To combat identity erasure, students teach the teachers
A cohort of student interns at Temple’s University Community Collaborative aim to make public schools more inclusive.
A Temple program is helping high school teachers better understand student identities by flipping their roles and giving students the opportunity to be at the head of the classroom.
In early January, a group of seven current and former Philadelphia high school students took to Central High School to share a lesson for teachers about how identity erasure can, and often does, infiltrate the educational atmosphere of public schools—sometimes overtly, sometimes subtly.
The students, known as “POWER Returners,” are veterans of the student POWER internship program housed in Temple’s University Community Collaborative, a youth programming organization that empowers young adults to be leaders in their communities.
The Jan. 3 workshop, held at the district-wide Philly Collaboration of Educators, was an extension of the work started by the interns last year, when the students created a 14-minute documentary explaining the concept of erasure.
“They chose to explore erasure,” said Nick Palazzolo, a graduate student in the College of Education and POWER internship coordinator for the collaborative. “The ways different oppressed histories are denied, or re-explained, or glossed over in their history or literature curriculums.”
The short documentary features students and others in Philadelphia school communities exploring erasure of gender, sexual, racial and ethnic identities. Compelling imagery in the video includes footage of students standing in front of whiteboards with quotes stereotyping their respective identities.
One student discusses the troubling issue of having to choose a public bathroom when the binary options don’t match their gender identity. Another talks about how questions about her skin color made her question her identity at an early age. A history teacher scrutinizes how school textbooks are produced and the ways they present information.

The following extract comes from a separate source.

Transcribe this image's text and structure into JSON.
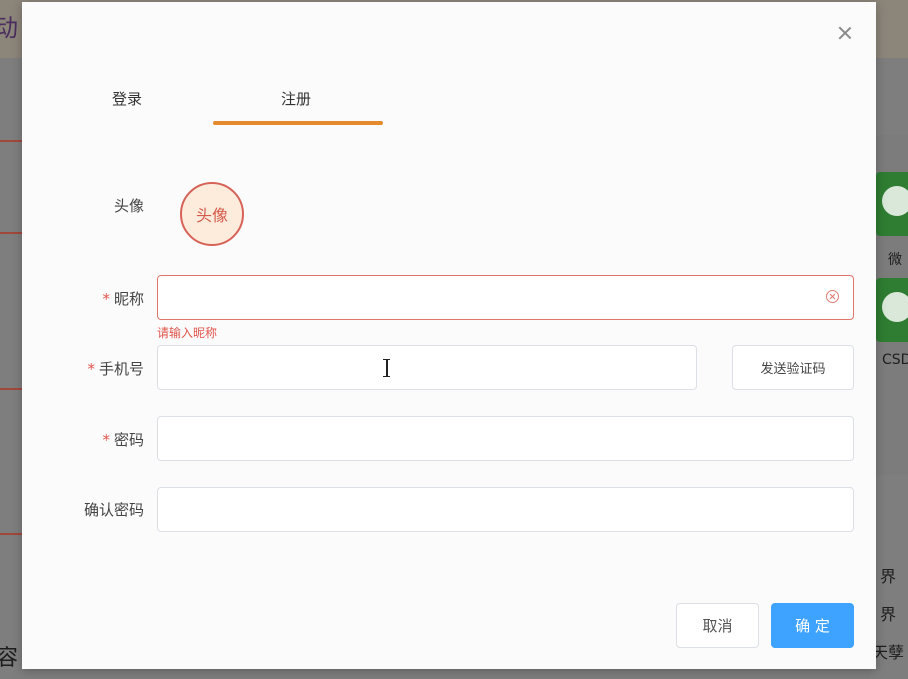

Armed with the completed video, the students decided to build a program aimed at not only shedding light on erasure in public schools, but determining steps to disrupt it. That included holding a workshop with a Temple Intellectual Heritage class with undergraduate students as well as the workshop at Central High School with teachers.
At Central, the students started with an activity to help stimulate discussion about erasure before showing the film, which was followed by a brainstorm session relating to combatting erasure.
“It was interesting because we did a puzzle and took certain pieces out,” said India Fenner, who began working with the internship program in October 2015 as a senior at Girard Academic Music Program, a school in South Philadelphia.
Absent from the picture puzzles were the faces of notable figures in history whose names may be overlooked while studying critical moments in United States history. For example, the students used a photo of Ida B. Wells, the journalist, suffragist and activist, at the March 1913 parade for women’s suffrage in Washington—when Wells defied an instruction to march at the back of the parade and instead joined the women marching under the Illinois banner.
Now a freshman political science and African American studies major at Temple, Fenner said the activity proved an effective way to illustrate erasure.
“The teachers realized a piece was missing. We were trying to get them to understand how a piece of history can be erased,” Fenner said. “That gives them the opportunity to take a few steps back—to explain to students what’s not in the books.”